When talking about the tough stuff, don’t avoid it, don’t minimise it, don’t silver-line it. The following are skills and strategies that come from a trauma-responsive parenting program called Let’s Connect®, that can be helpful for parents when talking with their children:

Before talking about a difficult topic, first tune into you, your feelings and needs so you can be most effective, grounded, open and focused on your child’s experience.

One great strategy to help you be ready to talk with your child about the tough stuff is what we call in Let’s Connect® Hand-to-Heart 3 steps. This will help you tune into yourself, identify your own feelings and needs, and then be ready to reach out to your child to understand their feelings, perspectives, needs and experience. Each of the Hand to Heart three steps is paired with a physical gesture and breath. Here is how to try it.

1. Tune In (placing hand to heart) and silently ask “What am I feeling?”, “What do I need?” Take a few breaths here and tune in. This is a gesture of self-compassion and nurturance.

2. Reach Out (holding hands out with palms up) and silently ask self, “How is my child feeling?” “What is their experience and perspective?” “What are their needs?”

3. Connect (placing hands together) and silently ask self, “How does it feel when we are in connection?” “How can I meet my own needs and my child’s needs?”, “How can I connect and build our relationship?”

Next, apply these other skills and strategies from the Let’s Connect® programme described below, when talking to your child.

Before talking about a difficult topic, first tune into you, your feelings and needs so you can be most effective, grounded, open and focused on your child’s experience.

These tips are helpful for all interactions we have with children and youth but particularly important when we are talking about the tough stuff – topics that are often not addressed due to parents’ discomfort, not knowing what to say, or being afraid that bringing them up will be hard for the child. What we know is that children are thinking about these things whether we bring them up or not. When we are open to talking about difficult things, children feel supported and comfortable sharing other challenges as they come up throughout their life. Practice the skills above around less difficult topics to increase your comfort and readiness to talk about challenging children and youth, and family topics.

Remember that the most important thing you can do is share your supportive presence with your child. If you get stuck and are not sure what to say, just reflect their experience, thank them for sharing, and let them know how much you love them. If a conversation doesn’t go well, that is ok. You can always circle back to them and revisit the conversation when you are both ready. When adults circle back to reconnect, take responsibility, and apologise for their missteps (e.g., minimisation, criticism, jumping to problem solving), they model the healthy relationship skill of safe and restorative conflict resolution/repair. We hope it is now clear how emotion-focused, supportive communication skills are critical to trauma-responsive parenting.

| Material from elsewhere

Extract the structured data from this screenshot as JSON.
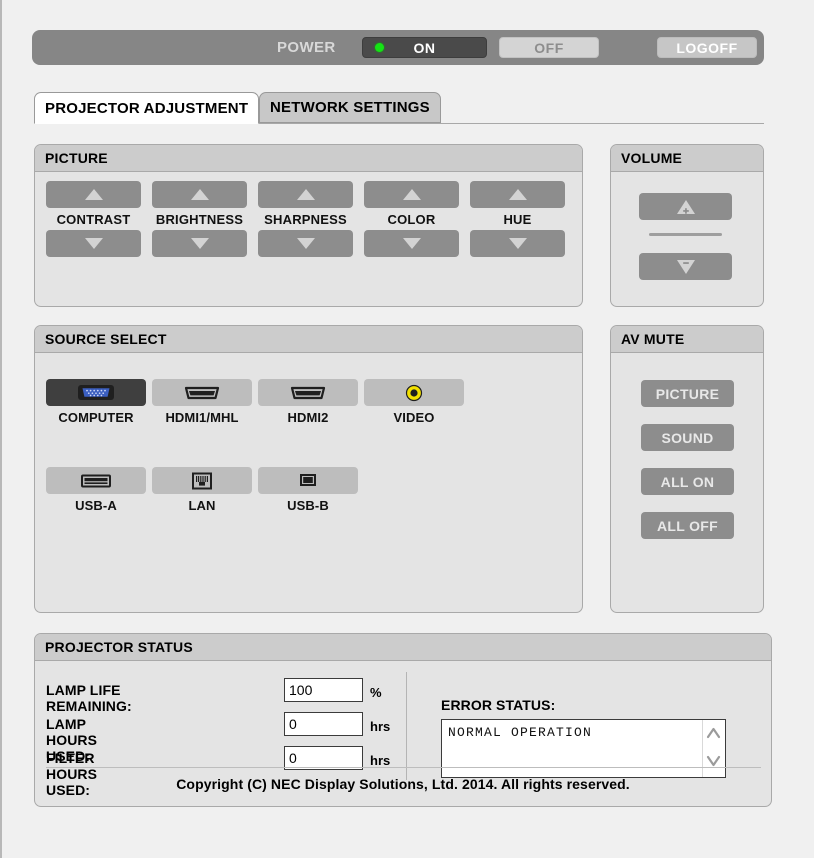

Monica M. Fitzgerald, Ph.D.
Kimberly Shipman, Ph.D.
Clinical Psychologists & Developers of Let’s Connect®

Look out for our next article (Part 2) on how parents can create supportive environments for children.

For more information about Trauma-Responsive parenting and Let’s Connect®, visit our websites:
Center for Resilience + Well-Being
Let’s Connect-CRW

The authors are Clinical Psychologists at the University of Colorado at Boulder and Developers of Let’s Connect®. This article is contributed by KK Women’s and Children’s Hospital. It was first published on Trauma Network for Children’s Quick Bytes Newsletter and republished with permission.

The Stay Prepared – Trauma Network for Children (TNC) programme is a joint collaboration between KK Women’s and Children’s Hospital (KKH) and Temasek Foundation. It aims to enhance the psychosocial capability of the Singapore community to support children and youth after crises or traumatic events. For more resources, visit the Trauma Network for Children Website at